[I should also mention distributed virtual assistants. You’ve probably noticed that you need an internet connection to use Siri or Cortana or Alexa, which is because the voice analysis takes place in the cloud, as it requires significant processing power. Before virtual assistants can really become ubiquitous, they need to function locally, remotely, off-grid. If someone can embed that in silicon, they’ll have a very popular chip.]


3. Quality and Meaning of the data. Anytime when you have this much data, especially when it’s distributed, and you need to combine the data to answer a question, there’s a problem. Data is dirty, incomplete, messy, incorrectly calibrated, and different systems use alternate naming and coding systems. There’s a large industry dedicated to helping analysts and end-users combine this date. Traditionally, this was known as ETL (Extract, Transform, Load) and was dominated by Informatica, Ab-Initio, Talend, and in-house solutions from big vendors like Microsoft’s SQL Server Integration Service. Recently, we have seen the rise of self-service tools like Alteryx, SourceThought, Paxata, and Trifacta. The primary function of these tools is to prepare data for analytics. Without such tools, it can take weeks or months before data is ready for analysis.


Not only do you have to clean and blend data though, you also need to understand its meaning.

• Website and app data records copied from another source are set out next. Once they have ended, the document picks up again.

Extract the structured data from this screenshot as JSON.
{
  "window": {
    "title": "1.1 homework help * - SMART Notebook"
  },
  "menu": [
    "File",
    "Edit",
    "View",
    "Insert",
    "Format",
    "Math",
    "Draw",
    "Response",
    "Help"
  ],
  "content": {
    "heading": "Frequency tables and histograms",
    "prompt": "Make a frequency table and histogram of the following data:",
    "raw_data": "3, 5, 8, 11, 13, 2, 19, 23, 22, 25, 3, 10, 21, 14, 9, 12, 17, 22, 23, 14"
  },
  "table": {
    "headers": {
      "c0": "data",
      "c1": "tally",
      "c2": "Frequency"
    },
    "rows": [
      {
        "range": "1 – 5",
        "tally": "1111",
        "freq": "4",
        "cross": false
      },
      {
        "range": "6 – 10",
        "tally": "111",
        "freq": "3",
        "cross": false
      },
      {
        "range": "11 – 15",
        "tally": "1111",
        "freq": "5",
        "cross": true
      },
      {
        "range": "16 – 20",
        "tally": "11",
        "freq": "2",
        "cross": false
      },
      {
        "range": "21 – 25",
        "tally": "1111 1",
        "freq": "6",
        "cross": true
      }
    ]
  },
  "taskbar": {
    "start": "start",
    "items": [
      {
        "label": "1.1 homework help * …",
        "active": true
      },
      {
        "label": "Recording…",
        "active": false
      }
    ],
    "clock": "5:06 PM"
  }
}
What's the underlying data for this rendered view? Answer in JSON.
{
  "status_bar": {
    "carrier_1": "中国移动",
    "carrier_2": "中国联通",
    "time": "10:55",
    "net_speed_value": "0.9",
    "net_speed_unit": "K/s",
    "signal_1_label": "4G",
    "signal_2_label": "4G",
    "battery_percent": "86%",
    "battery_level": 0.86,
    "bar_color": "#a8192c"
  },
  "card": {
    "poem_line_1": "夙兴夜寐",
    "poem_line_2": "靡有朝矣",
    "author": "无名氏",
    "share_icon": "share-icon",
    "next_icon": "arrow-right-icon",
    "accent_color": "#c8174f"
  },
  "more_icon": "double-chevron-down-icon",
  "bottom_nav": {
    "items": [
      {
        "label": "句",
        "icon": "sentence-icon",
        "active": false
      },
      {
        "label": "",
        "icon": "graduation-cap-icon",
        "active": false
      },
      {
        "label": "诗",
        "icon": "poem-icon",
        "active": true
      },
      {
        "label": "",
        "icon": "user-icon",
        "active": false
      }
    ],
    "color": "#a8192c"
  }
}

Google can look at facts for you – ‘What is the state bird for California?’, but new semantic approaches like Maana (who just recently closed a $26m Series B funding round) can provide detailed meaning, creating a knowledge graph that provides a view on specific assets or processes, wherever that data resides in an organization.


4. Automation of data science. Once you have your clean, meaningful data, what do you do with it? You might run a report, filter the results, add some additional data, change the visualization approach, and find a fragment of knowledge that sends you back into the loop, running and refining different steps until you have uncovered some truth about a situation. The common parlance is to call that an insight. This takes time, and expertise. Both of which seem to be in remarkably short supply. We have spoken to several companies that have an open book on recruiting data scientists – they are hard to find and keep, because demand is still outstripping supply. People are the bottleneck in the process to garner further insights. If we want to talk about AI, this is surely the place to apply it. If we can automate many of the recurring steps in data science, and allow scientists and professional business users alike to be augmented by super-smart assistants that understand Granger causality and vector auto-regression, to run multiple steps in parallel and suggest not the best pizza in town, but the most likely root-cause analysis of a specific scenario based on the thousands of similar situations the system has reviewed, then we have something genuinely transformative.


I’m being a little unfair on Viv. This technology is not trying to solve the world’s problems. If it works as advertised it will be a major component in our future lives, helping people talk naturally to their virtual assistant, and combining various services in useful ways. I’m pretty excited by the proposition. In some ways though, Viv is purely an advanced user interface, only as powerful as the underlying applications. To gain traction the team at Viv will need to attract a large portfolio of third-party developers, who will hope that their service will rise to the top – a chance to be first place in the search list of the ‘new’ google.

 The gauntlet has been thrown down, though. If someone can combine a Viv-like interface with the ability to manage vast quantities of distributed data, blending and federating data to eliminate quality and performance issues, so that automated data science can run at pace across meaningful information… well then we’ll truly be in a new world. I believe the pieces are already out there for this type of solution.  Over the next few blog posts, I’ll take a look at how to solve each of the challenges, and how a large organisation with the right resources could assemble a revolutionary platform.